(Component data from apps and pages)
- - - -

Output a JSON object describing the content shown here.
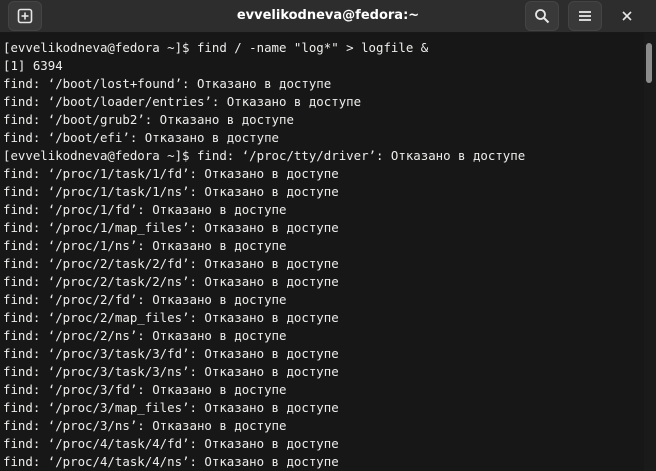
{
  "window": {
    "title": "evvelikodneva@fedora:~"
  },
  "toolbar": {
    "new_tab_icon": "new-tab-icon",
    "search_icon": "search-icon",
    "menu_icon": "hamburger-menu-icon",
    "close_icon": "close-icon"
  },
  "colors": {
    "titlebar_bg": "#2d2d2d",
    "terminal_bg": "#171717",
    "text": "#eeeeec"
  },
  "terminal": {
    "lines": [
      "[evvelikodneva@fedora ~]$ find / -name \"log*\" > logfile &",
      "[1] 6394",
      "find: ‘/boot/lost+found’: Отказано в доступе",
      "find: ‘/boot/loader/entries’: Отказано в доступе",
      "find: ‘/boot/grub2’: Отказано в доступе",
      "find: ‘/boot/efi’: Отказано в доступе",
      "[evvelikodneva@fedora ~]$ find: ‘/proc/tty/driver’: Отказано в доступе",
      "find: ‘/proc/1/task/1/fd’: Отказано в доступе",
      "find: ‘/proc/1/task/1/ns’: Отказано в доступе",
      "find: ‘/proc/1/fd’: Отказано в доступе",
      "find: ‘/proc/1/map_files’: Отказано в доступе",
      "find: ‘/proc/1/ns’: Отказано в доступе",
      "find: ‘/proc/2/task/2/fd’: Отказано в доступе",
      "find: ‘/proc/2/task/2/ns’: Отказано в доступе",
      "find: ‘/proc/2/fd’: Отказано в доступе",
      "find: ‘/proc/2/map_files’: Отказано в доступе",
      "find: ‘/proc/2/ns’: Отказано в доступе",
      "find: ‘/proc/3/task/3/fd’: Отказано в доступе",
      "find: ‘/proc/3/task/3/ns’: Отказано в доступе",
      "find: ‘/proc/3/fd’: Отказано в доступе",
      "find: ‘/proc/3/map_files’: Отказано в доступе",
      "find: ‘/proc/3/ns’: Отказано в доступе",
      "find: ‘/proc/4/task/4/fd’: Отказано в доступе",
      "find: ‘/proc/4/task/4/ns’: Отказано в доступе"
    ]
  }
}
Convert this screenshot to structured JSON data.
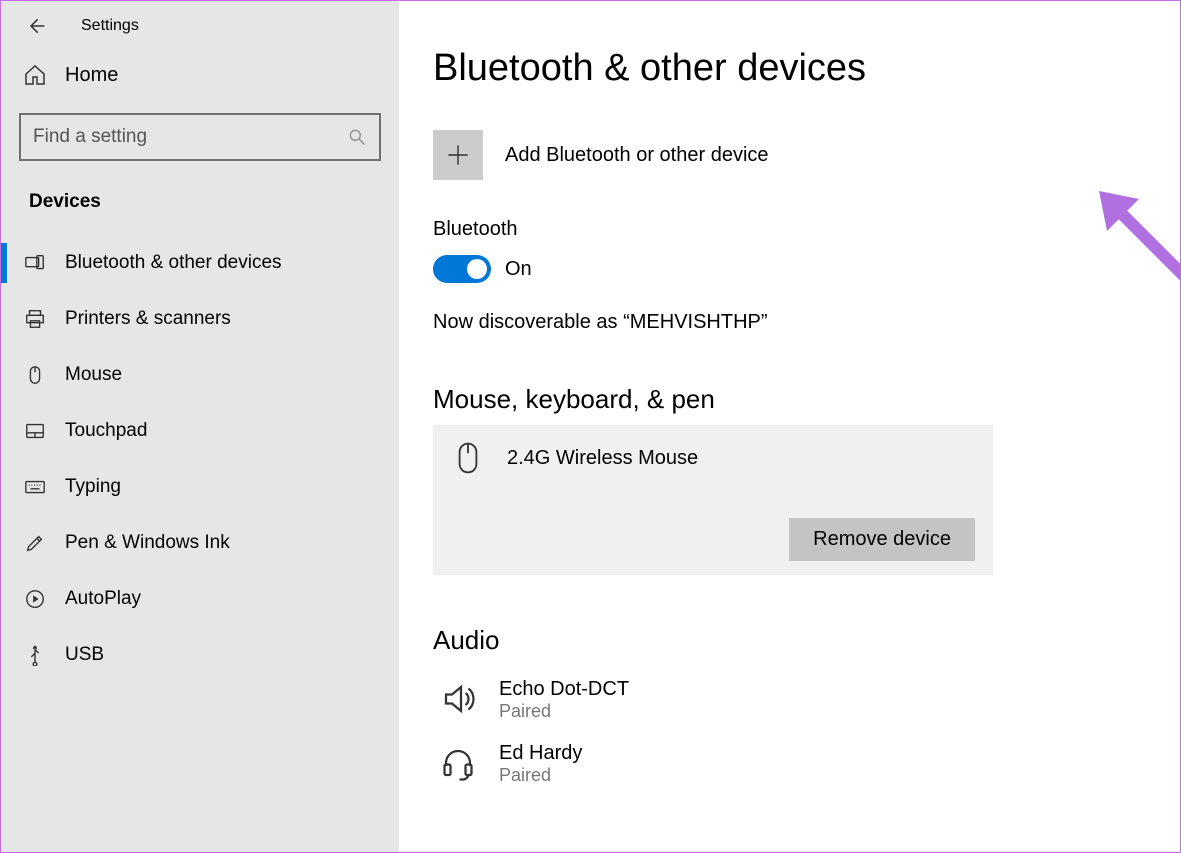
{
  "header": {
    "app_title": "Settings"
  },
  "sidebar": {
    "home_label": "Home",
    "search_placeholder": "Find a setting",
    "category": "Devices",
    "items": [
      {
        "label": "Bluetooth & other devices",
        "icon": "devices",
        "selected": true
      },
      {
        "label": "Printers & scanners",
        "icon": "printer",
        "selected": false
      },
      {
        "label": "Mouse",
        "icon": "mouse",
        "selected": false
      },
      {
        "label": "Touchpad",
        "icon": "touchpad",
        "selected": false
      },
      {
        "label": "Typing",
        "icon": "keyboard",
        "selected": false
      },
      {
        "label": "Pen & Windows Ink",
        "icon": "pen",
        "selected": false
      },
      {
        "label": "AutoPlay",
        "icon": "autoplay",
        "selected": false
      },
      {
        "label": "USB",
        "icon": "usb",
        "selected": false
      }
    ]
  },
  "main": {
    "title": "Bluetooth & other devices",
    "add_label": "Add Bluetooth or other device",
    "bluetooth": {
      "heading": "Bluetooth",
      "state": "On",
      "discoverable": "Now discoverable as “MEHVISHTHP”"
    },
    "mouse_section": {
      "title": "Mouse, keyboard, & pen",
      "device_name": "2.4G Wireless Mouse",
      "remove_label": "Remove device"
    },
    "audio_section": {
      "title": "Audio",
      "items": [
        {
          "name": "Echo Dot-DCT",
          "status": "Paired",
          "icon": "speaker"
        },
        {
          "name": "Ed Hardy",
          "status": "Paired",
          "icon": "headset"
        }
      ]
    }
  },
  "annotation": {
    "arrow_color": "#b070e0"
  }
}
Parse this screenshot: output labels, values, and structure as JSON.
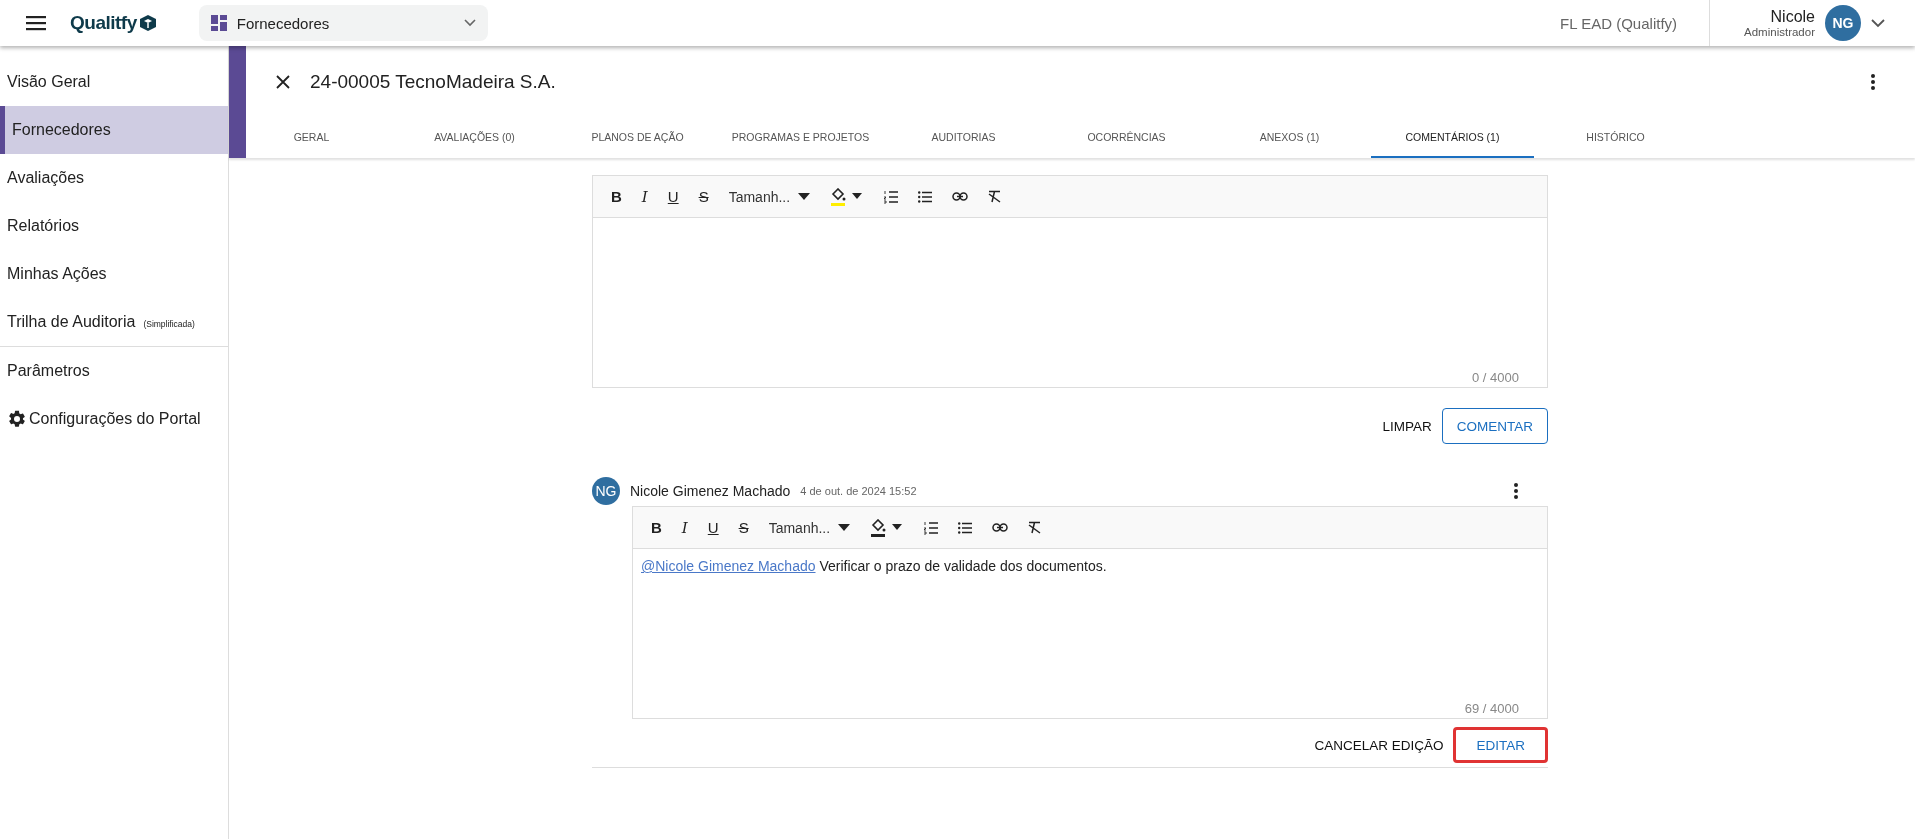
{
  "header": {
    "logo": "Qualitfy",
    "module": "Fornecedores",
    "org": "FL EAD (Qualitfy)",
    "user": {
      "name": "Nicole",
      "role": "Administrador",
      "initials": "NG"
    }
  },
  "sidebar": {
    "items": [
      {
        "label": "Visão Geral",
        "kind": "link",
        "selected": false
      },
      {
        "label": "Fornecedores",
        "selected": true
      },
      {
        "label": "Avaliações",
        "selected": false
      },
      {
        "label": "Relatórios",
        "selected": false
      },
      {
        "label": "Minhas Ações",
        "selected": false
      },
      {
        "label": "Trilha de Auditoria",
        "note": "(Simplificada)",
        "selected": false
      },
      {
        "label": "Parâmetros",
        "divider_before": true,
        "selected": false
      },
      {
        "label": "Configurações do Portal",
        "kind": "settings",
        "selected": false
      }
    ]
  },
  "record": {
    "title": "24-00005 TecnoMadeira S.A.",
    "tabs": [
      {
        "label": "GERAL",
        "selected": false
      },
      {
        "label": "AVALIAÇÕES (0)",
        "selected": false
      },
      {
        "label": "PLANOS DE AÇÃO",
        "selected": false
      },
      {
        "label": "PROGRAMAS E PROJETOS",
        "selected": false
      },
      {
        "label": "AUDITORIAS",
        "selected": false
      },
      {
        "label": "OCORRÊNCIAS",
        "selected": false
      },
      {
        "label": "ANEXOS (1)",
        "selected": false
      },
      {
        "label": "COMENTÁRIOS (1)",
        "selected": true
      },
      {
        "label": "HISTÓRICO",
        "selected": false
      }
    ]
  },
  "new_comment": {
    "toolbar": [
      {
        "kind": "bold",
        "label": "B"
      },
      {
        "kind": "italic",
        "label": "I"
      },
      {
        "kind": "underline",
        "label": "U"
      },
      {
        "kind": "strike",
        "label": "S"
      },
      {
        "kind": "size",
        "label": "Tamanh..."
      },
      {
        "kind": "color",
        "color": "#ffee00"
      },
      {
        "kind": "ol"
      },
      {
        "kind": "ul"
      },
      {
        "kind": "link"
      },
      {
        "kind": "clear"
      }
    ],
    "counter": "0 / 4000",
    "buttons": [
      {
        "label": "LIMPAR",
        "kind": "plain",
        "highlighted": false
      },
      {
        "label": "COMENTAR",
        "kind": "outlined",
        "highlighted": false
      }
    ]
  },
  "comments": [
    {
      "author": "Nicole Gimenez Machado",
      "initials": "NG",
      "date": "4 de out. de 2024 15:52",
      "toolbar": [
        {
          "kind": "bold",
          "label": "B"
        },
        {
          "kind": "italic",
          "label": "I"
        },
        {
          "kind": "underline",
          "label": "U"
        },
        {
          "kind": "strike",
          "label": "S"
        },
        {
          "kind": "size",
          "label": "Tamanh..."
        },
        {
          "kind": "color",
          "color": "#222222"
        },
        {
          "kind": "ol"
        },
        {
          "kind": "ul"
        },
        {
          "kind": "link"
        },
        {
          "kind": "clear"
        }
      ],
      "mention": "@Nicole Gimenez Machado",
      "text": "Verificar o prazo de validade dos documentos.",
      "counter": "69 / 4000",
      "buttons": [
        {
          "label": "CANCELAR EDIÇÃO",
          "kind": "plain",
          "highlighted": false
        },
        {
          "label": "EDITAR",
          "kind": "primary",
          "highlighted": true
        }
      ]
    }
  ]
}
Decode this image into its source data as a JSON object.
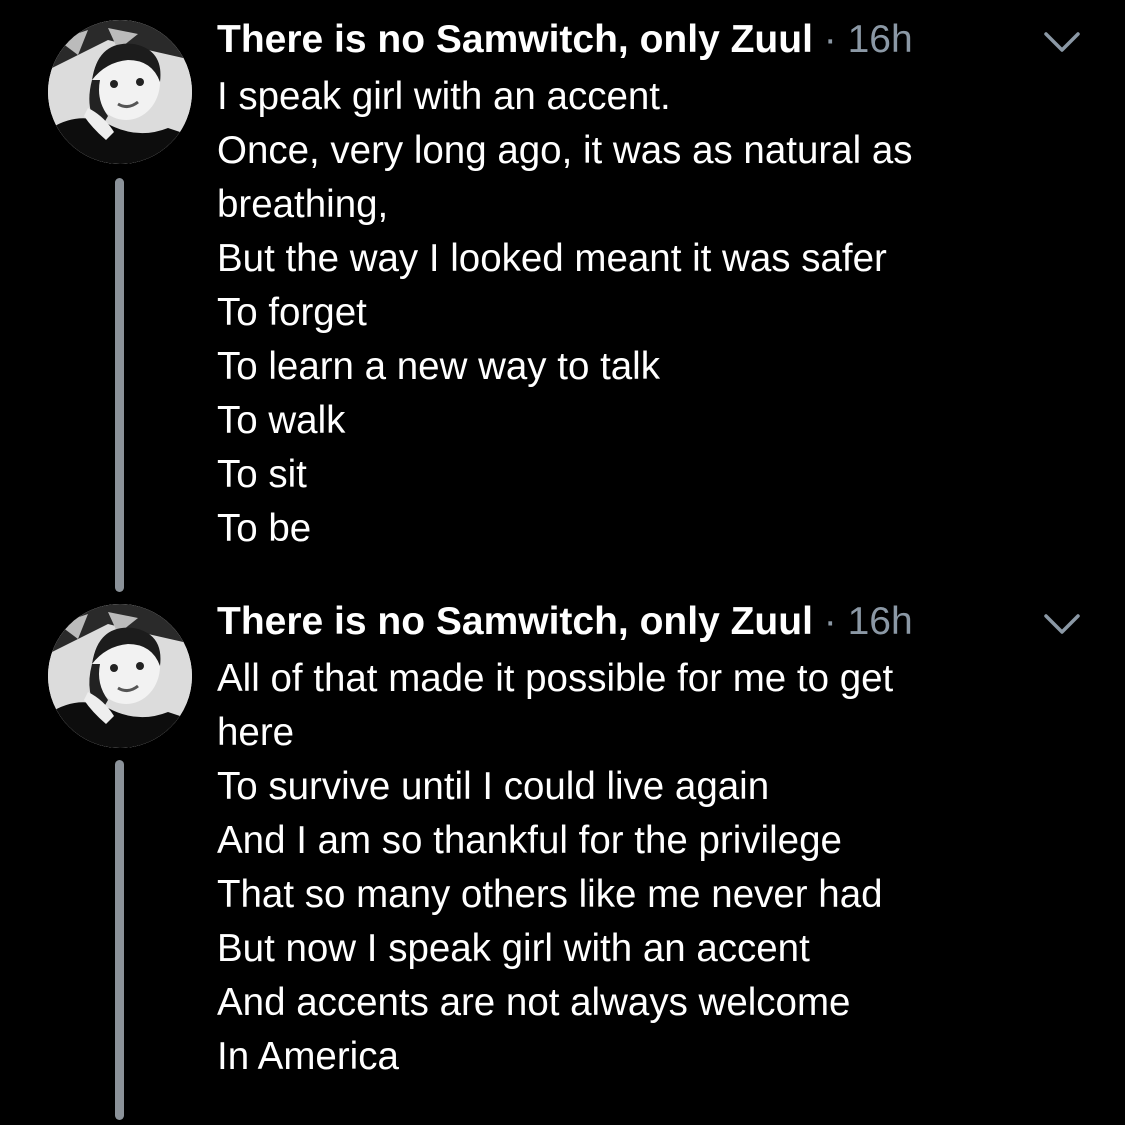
{
  "colors": {
    "background": "#000000",
    "text": "#ffffff",
    "meta": "#8b98a5",
    "thread_line": "#8b9299"
  },
  "tweets": [
    {
      "display_name": "There is no Samwitch, only Zuul",
      "separator": "·",
      "time": "16h",
      "menu_icon": "chevron-down-icon",
      "lines": [
        "I speak girl with an accent.",
        "Once, very long ago, it was as natural as",
        "breathing,",
        "But the way I looked meant it was safer",
        "To forget",
        "To learn a new way to talk",
        "To walk",
        "To sit",
        "To be"
      ]
    },
    {
      "display_name": "There is no Samwitch, only Zuul",
      "separator": "·",
      "time": "16h",
      "menu_icon": "chevron-down-icon",
      "lines": [
        "All of that made it possible for me to get",
        "here",
        "To survive until I could live again",
        "And I am so thankful for the privilege",
        "That so many others like me never had",
        "But now I speak girl with an accent",
        "And accents are not always welcome",
        "In America"
      ]
    }
  ]
}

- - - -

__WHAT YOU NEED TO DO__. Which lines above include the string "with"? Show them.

__FINISHED TASK__.
        "I speak girl with an accent.",
        "But now I speak girl with an accent",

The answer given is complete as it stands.